India and it’s self-acclaimed ‘democracy’ has always been a majoritarian. Anything that is smaller than the majority automatically becomes a minority and so do it’s adverse effects! Does this have anything to do with power? Surely, because this difference in strength and thereby power conceive fertile ground for communal violence and riots which makes the minorities vulnerable in all aspects.
For more than two months now, Muslims in Gurugram - a city near India’s national capital - New Delhi - have been ‘banned’ from offering namaz (Islamic prayer) in public spaces. The Gurugram police, who are handling the matter, announces saying, “Permission to offer prayers at eight previously-identified sites has been cancelled. If objections were raised by the residents at other places, permission to offer prayers will be cancelled there as well.” This was after threats from rightwing Hindu (Majority) groups who publiced claimed their intension to ‘disrupt namaz’ and ‘adopt any means, including violence if neessary, to stop Muslims from offering prayers in public places’.

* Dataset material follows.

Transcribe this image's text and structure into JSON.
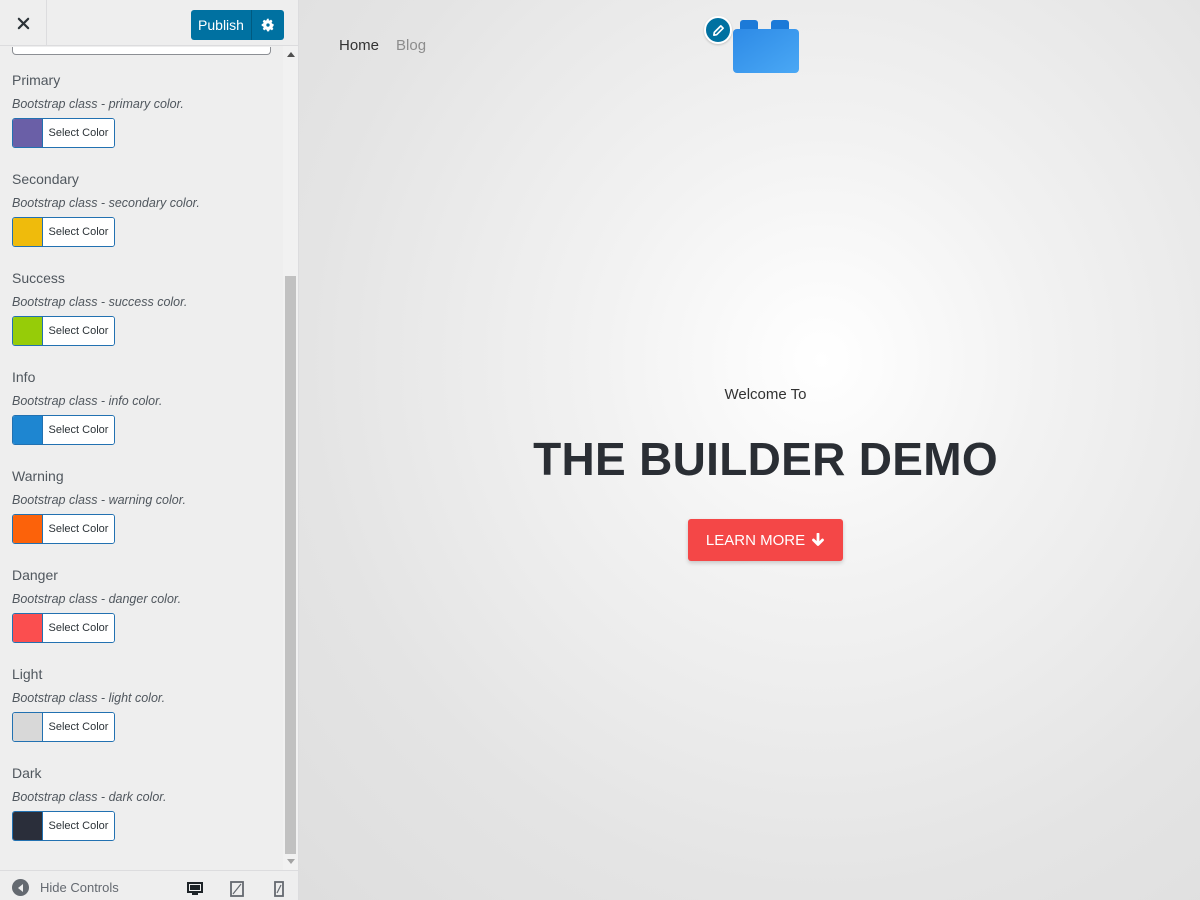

In other words, it seems like both the majority and the minority communities are currently in a battle, only the majority has the support of the nation's ruling government and the power bearers.
Can we, as a citizen of this country, change the narrative and improve the predicament of the minorities? The answer depends on our future course of actions so till then, we educate and learn.
By Aishwarya Iyer